Becky's chores consist of checking on the cabins that now dot her 600 acres, including the first cabin she put in several years back just to see if her new idea for the old place would work. "I paid $200 for it," she boasts. "It was just a condemned, old house."
A good farmer/rancher hates to let anything go to waste. When others saw the old house Brit Trotter lived in rotting away on the highway Becky saw an opportunity.
She bought the house at auction and went to work. "People used to come visit and say, oh. It's so beautiful," she recalls. Once she'd fixed it up she opened it for paying guests.
"So I just thought I'd try it and see," The Franks placed an old railroad car on another spot. It used to be a hamburger joint in Antlers. After it closed down Becky bought it and turned it into another cabin after the first one proved so popular. "This is the back of the car where people used to get on and off," she says on a quick tour. "I left these handles in."
Again and again she found places to salvage and move. Her grandparents old homestead, a burned out house in Hugo, a honeymoon cottage, all once condemned, now part of the ranch. "Well we've got a lot going on," says Becky. "Everybody is always pretty active around here."

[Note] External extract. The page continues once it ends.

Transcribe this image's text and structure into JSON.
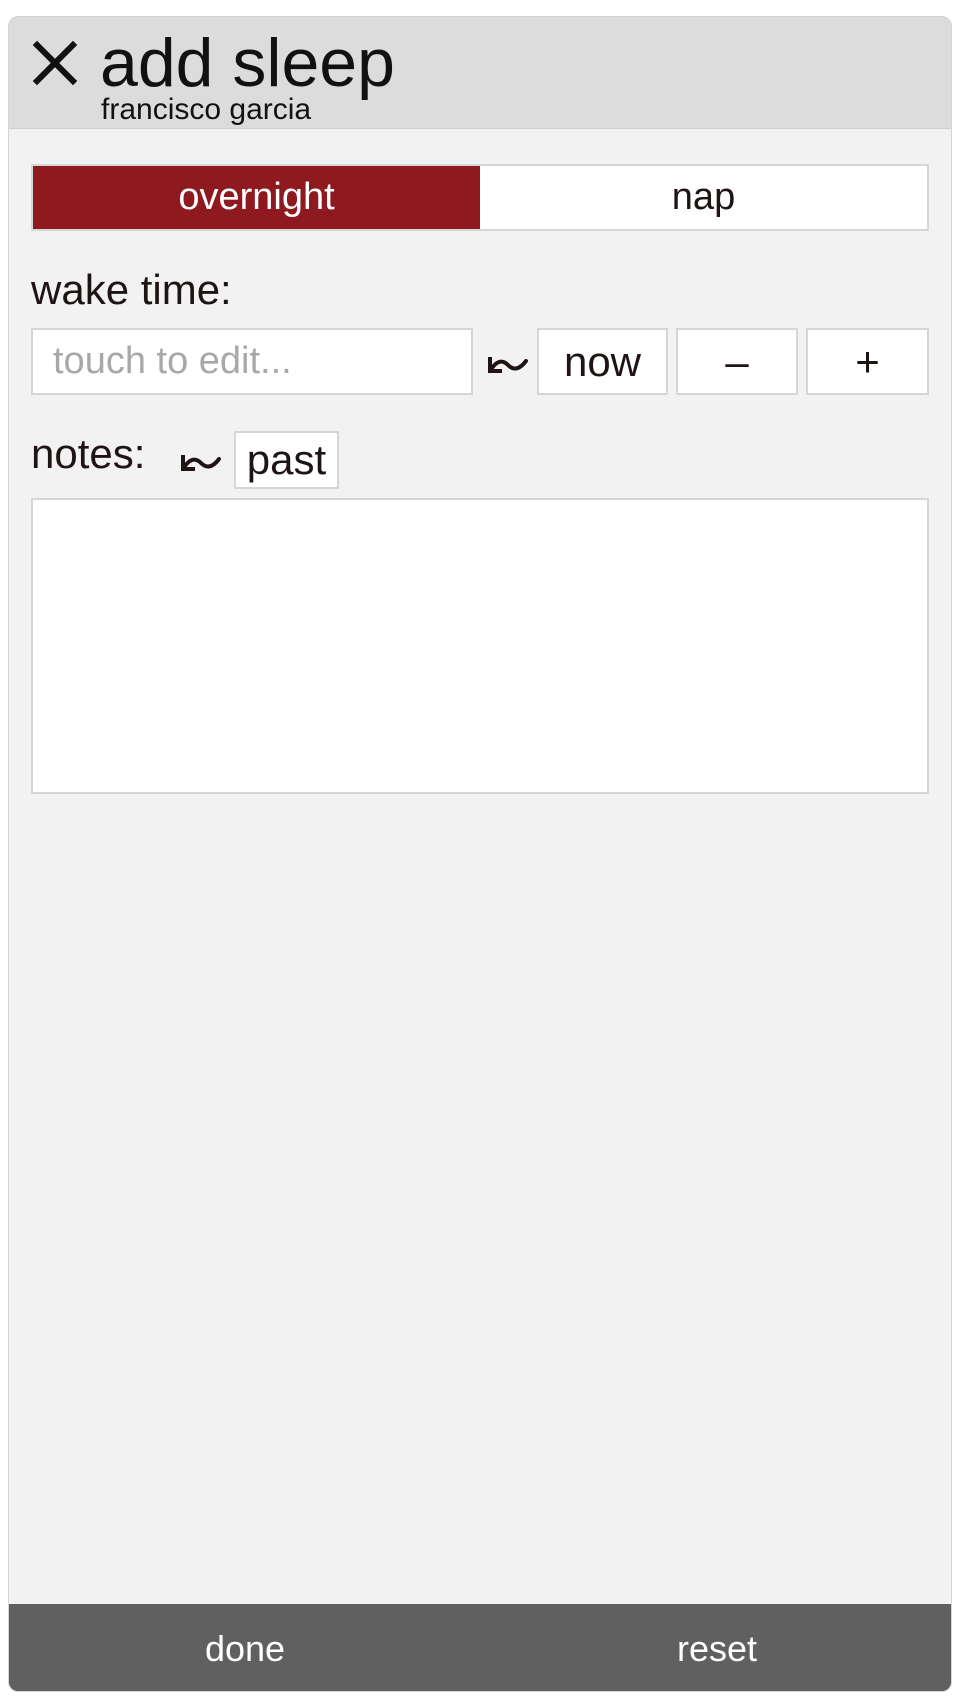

There are still a few cattle around but they aren't mean. The Franks keep some horses for riding. There is a dog everywhere you look, some tame deer, and even a herd of elk that have developed a taste for stale bread.
It's off the beaten patch but quiet. Hard to find but worth the search if you're a traveler who appreciates a good night's stay in unique surroundings.